Bill explains it pretty simply. I know we discussed this before, but perhaps some visuals will help.


Notice how the teeth of the pinion intersect with the teeth of the spur gear in these 48 pitch gears;



Now notice how the teeth intersect between these 64 pitch gears. Both gear sets are 3 to 1 ratio. ;



You can see that there is more contact area between the 64 pitch gears, spreading the load over a larger area. All other things being equal, it will be the difference in gear materials that will effect how well the teeth last. And most often, from what I have seen, it is poorly aligned gears and/or improperly set backlash that causes premature gear failure.



Here we see the geometry the teeth on a crown gear need to have to fully engage the teeth on the pinion.

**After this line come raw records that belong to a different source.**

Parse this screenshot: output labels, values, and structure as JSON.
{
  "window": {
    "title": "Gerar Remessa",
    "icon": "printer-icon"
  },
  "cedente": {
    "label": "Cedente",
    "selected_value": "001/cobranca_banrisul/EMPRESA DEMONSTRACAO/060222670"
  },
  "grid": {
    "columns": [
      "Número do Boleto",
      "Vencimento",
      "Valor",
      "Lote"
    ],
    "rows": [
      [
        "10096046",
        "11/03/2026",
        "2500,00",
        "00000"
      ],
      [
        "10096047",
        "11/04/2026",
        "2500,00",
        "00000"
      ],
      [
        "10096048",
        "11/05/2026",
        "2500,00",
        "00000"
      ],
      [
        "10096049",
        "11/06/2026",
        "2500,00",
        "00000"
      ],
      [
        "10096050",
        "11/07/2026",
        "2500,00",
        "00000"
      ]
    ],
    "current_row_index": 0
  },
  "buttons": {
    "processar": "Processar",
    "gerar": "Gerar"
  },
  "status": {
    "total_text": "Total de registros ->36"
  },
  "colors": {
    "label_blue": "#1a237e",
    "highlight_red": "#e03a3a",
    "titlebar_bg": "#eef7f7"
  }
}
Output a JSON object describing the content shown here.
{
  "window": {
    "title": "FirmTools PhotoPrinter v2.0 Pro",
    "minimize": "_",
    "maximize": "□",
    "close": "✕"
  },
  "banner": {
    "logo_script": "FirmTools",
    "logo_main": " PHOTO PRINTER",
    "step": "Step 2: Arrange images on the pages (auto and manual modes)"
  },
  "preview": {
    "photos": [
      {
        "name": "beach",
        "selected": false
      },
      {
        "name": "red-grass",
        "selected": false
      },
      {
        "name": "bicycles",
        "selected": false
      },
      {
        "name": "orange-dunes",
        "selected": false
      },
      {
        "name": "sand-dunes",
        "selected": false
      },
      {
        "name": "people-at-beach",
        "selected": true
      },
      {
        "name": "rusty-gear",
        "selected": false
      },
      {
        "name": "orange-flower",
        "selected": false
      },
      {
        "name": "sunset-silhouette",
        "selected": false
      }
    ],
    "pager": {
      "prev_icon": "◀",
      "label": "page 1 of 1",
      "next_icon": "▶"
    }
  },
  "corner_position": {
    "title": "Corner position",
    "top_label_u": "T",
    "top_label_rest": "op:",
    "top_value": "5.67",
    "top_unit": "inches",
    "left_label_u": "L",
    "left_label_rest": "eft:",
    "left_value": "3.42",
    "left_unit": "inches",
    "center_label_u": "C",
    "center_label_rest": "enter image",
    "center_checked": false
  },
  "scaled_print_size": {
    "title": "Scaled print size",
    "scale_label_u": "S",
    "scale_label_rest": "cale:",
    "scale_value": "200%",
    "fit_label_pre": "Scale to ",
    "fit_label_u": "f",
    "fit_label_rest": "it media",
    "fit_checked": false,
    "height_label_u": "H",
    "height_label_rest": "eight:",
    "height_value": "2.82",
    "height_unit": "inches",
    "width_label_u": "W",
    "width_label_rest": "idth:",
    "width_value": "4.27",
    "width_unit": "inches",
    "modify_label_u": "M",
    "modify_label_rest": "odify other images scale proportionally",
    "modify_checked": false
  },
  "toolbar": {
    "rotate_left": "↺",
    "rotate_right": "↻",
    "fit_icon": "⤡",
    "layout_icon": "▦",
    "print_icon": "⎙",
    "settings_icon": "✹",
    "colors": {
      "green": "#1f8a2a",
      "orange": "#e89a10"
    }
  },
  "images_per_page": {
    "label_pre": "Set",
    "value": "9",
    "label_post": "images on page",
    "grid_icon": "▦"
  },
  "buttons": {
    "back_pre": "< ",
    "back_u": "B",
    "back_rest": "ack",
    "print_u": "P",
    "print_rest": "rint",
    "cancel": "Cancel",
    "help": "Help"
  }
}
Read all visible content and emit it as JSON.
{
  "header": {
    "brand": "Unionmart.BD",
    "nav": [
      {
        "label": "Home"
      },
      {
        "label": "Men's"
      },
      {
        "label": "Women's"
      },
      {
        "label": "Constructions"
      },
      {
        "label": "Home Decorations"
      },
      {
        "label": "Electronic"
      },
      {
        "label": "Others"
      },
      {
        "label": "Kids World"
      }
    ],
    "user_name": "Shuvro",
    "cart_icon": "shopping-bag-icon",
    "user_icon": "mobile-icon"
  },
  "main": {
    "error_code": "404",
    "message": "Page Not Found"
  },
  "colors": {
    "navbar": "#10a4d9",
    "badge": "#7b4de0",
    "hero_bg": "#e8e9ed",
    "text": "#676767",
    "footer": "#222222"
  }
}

The orange lines show the angle the teeth need for them to mesh with the bevel of the pinion. The yellow lines show the taper the teeth need to fully engage with the tapered teeth of the pinion. ( the red line is the axis of the rear axle )



So for a crown and bevel gear to mesh properly, you need to know all the parameters of the spur and straight pinion, but also those other angles shown in the bottom drawing. 

















  • MarkH and Geary Carrier like this

Electric Dreams Online Shop